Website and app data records
((
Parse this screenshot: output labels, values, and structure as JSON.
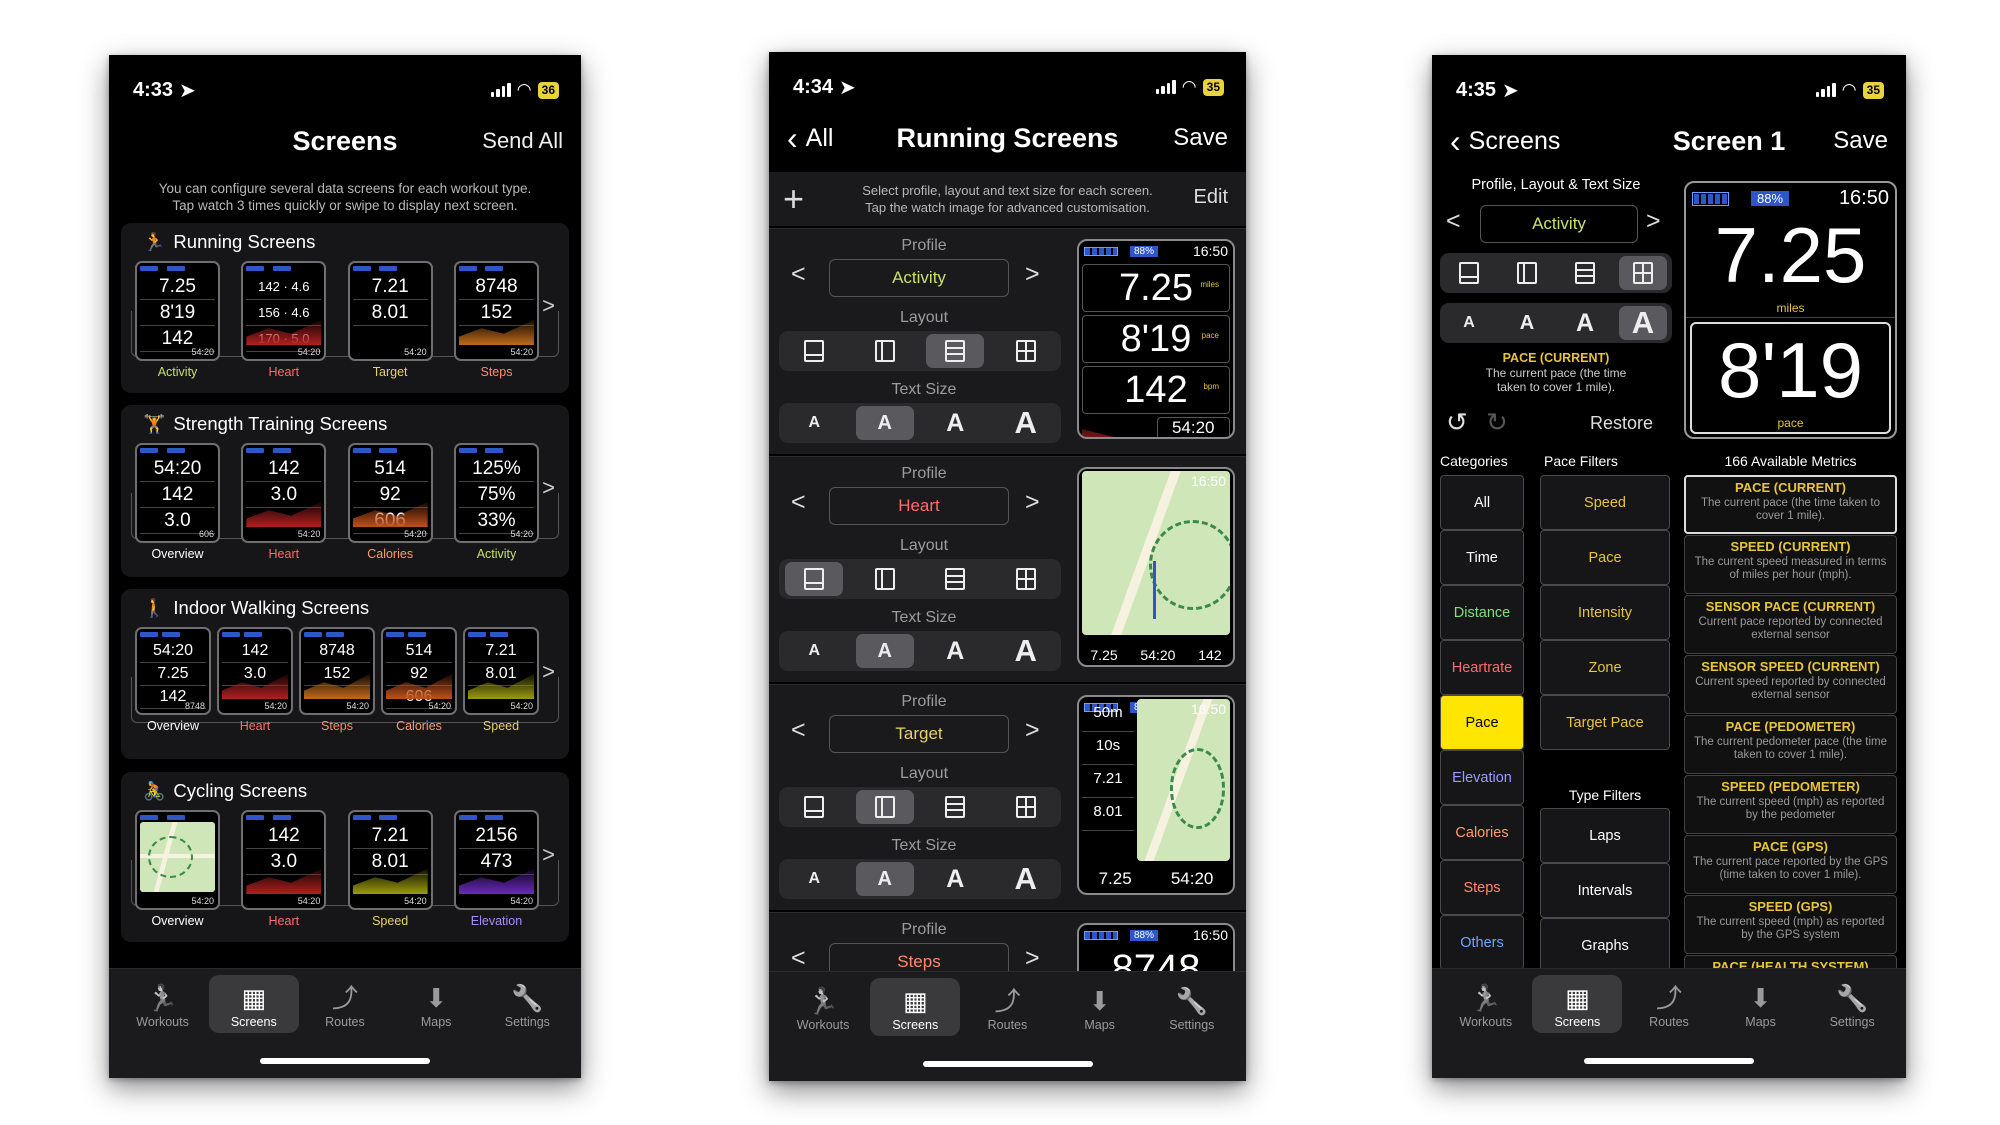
{
  "phone1": {
    "status": {
      "time": "4:33",
      "battery": "36"
    },
    "nav": {
      "title": "Screens",
      "right": "Send All"
    },
    "hint": "You can configure several data screens for each workout type.\nTap watch 3 times quickly or swipe to display next screen.",
    "sections": [
      {
        "title": "Running Screens",
        "icon": "running-icon",
        "thumbs": [
          {
            "label": "Activity",
            "color": "#c8e06a",
            "rows": [
              "7.25",
              "8'19",
              "142"
            ],
            "foot": "54:20"
          },
          {
            "label": "Heart",
            "color": "#ff6b6b",
            "rows": [
              "142 · 4.6",
              "156 · 4.6",
              "170 · 5.0"
            ],
            "foot": "54:20"
          },
          {
            "label": "Target",
            "color": "#e8d06a",
            "rows": [
              "7.21",
              "8.01"
            ],
            "foot": "54:20"
          },
          {
            "label": "Steps",
            "color": "#ff8a6b",
            "rows": [
              "8748",
              "152"
            ],
            "foot": "54:20"
          }
        ]
      },
      {
        "title": "Strength Training Screens",
        "icon": "strength-icon",
        "thumbs": [
          {
            "label": "Overview",
            "color": "#ffffff",
            "rows": [
              "54:20",
              "142",
              "3.0"
            ],
            "foot": "606"
          },
          {
            "label": "Heart",
            "color": "#ff6b6b",
            "rows": [
              "142",
              "3.0"
            ],
            "foot": "54:20"
          },
          {
            "label": "Calories",
            "color": "#ff9a6b",
            "rows": [
              "514",
              "92",
              "606"
            ],
            "foot": "54:20"
          },
          {
            "label": "Activity",
            "color": "#c8e06a",
            "rows": [
              "125%",
              "75%",
              "33%"
            ],
            "foot": "54:20"
          }
        ]
      },
      {
        "title": "Indoor Walking Screens",
        "icon": "walking-icon",
        "thumbs": [
          {
            "label": "Overview",
            "color": "#ffffff",
            "rows": [
              "54:20",
              "7.25",
              "142"
            ],
            "foot": "8748"
          },
          {
            "label": "Heart",
            "color": "#ff6b6b",
            "rows": [
              "142",
              "3.0"
            ],
            "foot": "54:20"
          },
          {
            "label": "Steps",
            "color": "#ff8a6b",
            "rows": [
              "8748",
              "152"
            ],
            "foot": "54:20"
          },
          {
            "label": "Calories",
            "color": "#ff9a6b",
            "rows": [
              "514",
              "92",
              "606"
            ],
            "foot": "54:20"
          },
          {
            "label": "Speed",
            "color": "#e8d06a",
            "rows": [
              "7.21",
              "8.01"
            ],
            "foot": "54:20"
          }
        ]
      },
      {
        "title": "Cycling Screens",
        "icon": "cycling-icon",
        "thumbs": [
          {
            "label": "Overview",
            "color": "#ffffff",
            "rows": [],
            "foot": "54:20"
          },
          {
            "label": "Heart",
            "color": "#ff6b6b",
            "rows": [
              "142",
              "3.0"
            ],
            "foot": "54:20"
          },
          {
            "label": "Speed",
            "color": "#e8d06a",
            "rows": [
              "7.21",
              "8.01"
            ],
            "foot": "54:20"
          },
          {
            "label": "Elevation",
            "color": "#a98aff",
            "rows": [
              "2156",
              "473"
            ],
            "foot": "54:20"
          }
        ]
      }
    ]
  },
  "phone2": {
    "status": {
      "time": "4:34",
      "battery": "35"
    },
    "nav": {
      "back": "All",
      "title": "Running Screens",
      "right": "Save"
    },
    "hint": "Select profile, layout and text size for each screen.\nTap the watch image for advanced customisation.",
    "edit": "Edit",
    "labels": {
      "profile": "Profile",
      "layout": "Layout",
      "text_size": "Text Size"
    },
    "blocks": [
      {
        "profile": "Activity",
        "color": "#c8e06a",
        "layout_on": 2,
        "text_on": 1,
        "watch": {
          "top": "16:50",
          "rows": [
            "7.25",
            "8'19",
            "142"
          ],
          "units": [
            "miles",
            "pace",
            "bpm"
          ],
          "foot": "54:20"
        }
      },
      {
        "profile": "Heart",
        "color": "#ff6b6b",
        "layout_on": 0,
        "text_on": 1,
        "watch": {
          "top": "16:50",
          "foot_left": "7.25",
          "foot_mid": "54:20",
          "foot_right": "142"
        }
      },
      {
        "profile": "Target",
        "color": "#e8d06a",
        "layout_on": 1,
        "text_on": 1,
        "watch": {
          "top": "16:50",
          "rows": [
            "50m",
            "10s",
            "7.21",
            "8.01"
          ],
          "foot_left": "7.25",
          "foot_right": "54:20"
        }
      },
      {
        "profile": "Steps",
        "color": "#ff8a6b",
        "layout_on": 0,
        "text_on": 1,
        "watch": {
          "top": "16:50",
          "rows": [
            "8748"
          ]
        }
      }
    ]
  },
  "phone3": {
    "status": {
      "time": "4:35",
      "battery": "35"
    },
    "nav": {
      "back": "Screens",
      "title": "Screen 1",
      "right": "Save"
    },
    "section_title": "Profile, Layout & Text Size",
    "profile": "Activity",
    "pace_title": "PACE (CURRENT)",
    "pace_desc": "The current pace (the time taken to cover 1 mile).",
    "restore": "Restore",
    "watch": {
      "battery": "88%",
      "time": "16:50",
      "value1": "7.25",
      "unit1": "miles",
      "value2": "8'19",
      "unit2": "pace"
    },
    "headers": {
      "categories": "Categories",
      "pace_filters": "Pace Filters",
      "type_filters": "Type Filters",
      "metrics": "166 Available Metrics"
    },
    "categories": [
      {
        "label": "All",
        "color": "#ffffff"
      },
      {
        "label": "Time",
        "color": "#ffffff"
      },
      {
        "label": "Distance",
        "color": "#7ee07e"
      },
      {
        "label": "Heartrate",
        "color": "#ff6b6b"
      },
      {
        "label": "Pace",
        "color": "#000000"
      },
      {
        "label": "Elevation",
        "color": "#9a9aff"
      },
      {
        "label": "Calories",
        "color": "#ff9a6b"
      },
      {
        "label": "Steps",
        "color": "#ff8a6b"
      },
      {
        "label": "Others",
        "color": "#6aa8ff"
      }
    ],
    "pace_filters": [
      "Speed",
      "Pace",
      "Intensity",
      "Zone",
      "Target Pace"
    ],
    "type_filters": [
      "Laps",
      "Intervals",
      "Graphs"
    ],
    "metrics": [
      {
        "title": "PACE (CURRENT)",
        "desc": "The current pace (the time taken to cover 1 mile)."
      },
      {
        "title": "SPEED (CURRENT)",
        "desc": "The current speed measured in terms of miles per hour (mph)."
      },
      {
        "title": "SENSOR PACE (CURRENT)",
        "desc": "Current pace reported by connected external sensor"
      },
      {
        "title": "SENSOR SPEED (CURRENT)",
        "desc": "Current speed reported by connected external sensor"
      },
      {
        "title": "PACE (PEDOMETER)",
        "desc": "The current pedometer pace (the time taken to cover 1 mile)."
      },
      {
        "title": "SPEED (PEDOMETER)",
        "desc": "The current speed (mph) as reported by the pedometer"
      },
      {
        "title": "PACE (GPS)",
        "desc": "The current pace reported by the GPS (time taken to cover 1 mile)."
      },
      {
        "title": "SPEED (GPS)",
        "desc": "The current speed (mph) as reported by the GPS system"
      },
      {
        "title": "PACE (HEALTH SYSTEM)",
        "desc": ""
      }
    ]
  },
  "tabs": [
    "Workouts",
    "Screens",
    "Routes",
    "Maps",
    "Settings"
  ],
  "colors": {
    "pace_highlight": "#ffe600",
    "accent_yellow": "#e8c43a",
    "watch_blue": "#2e56c9"
  }
}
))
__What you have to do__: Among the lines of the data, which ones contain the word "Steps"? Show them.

__Exercise answer__:
            "label": "Steps",
            "label": "Steps",
        "profile": "Steps",
        "label": "Steps",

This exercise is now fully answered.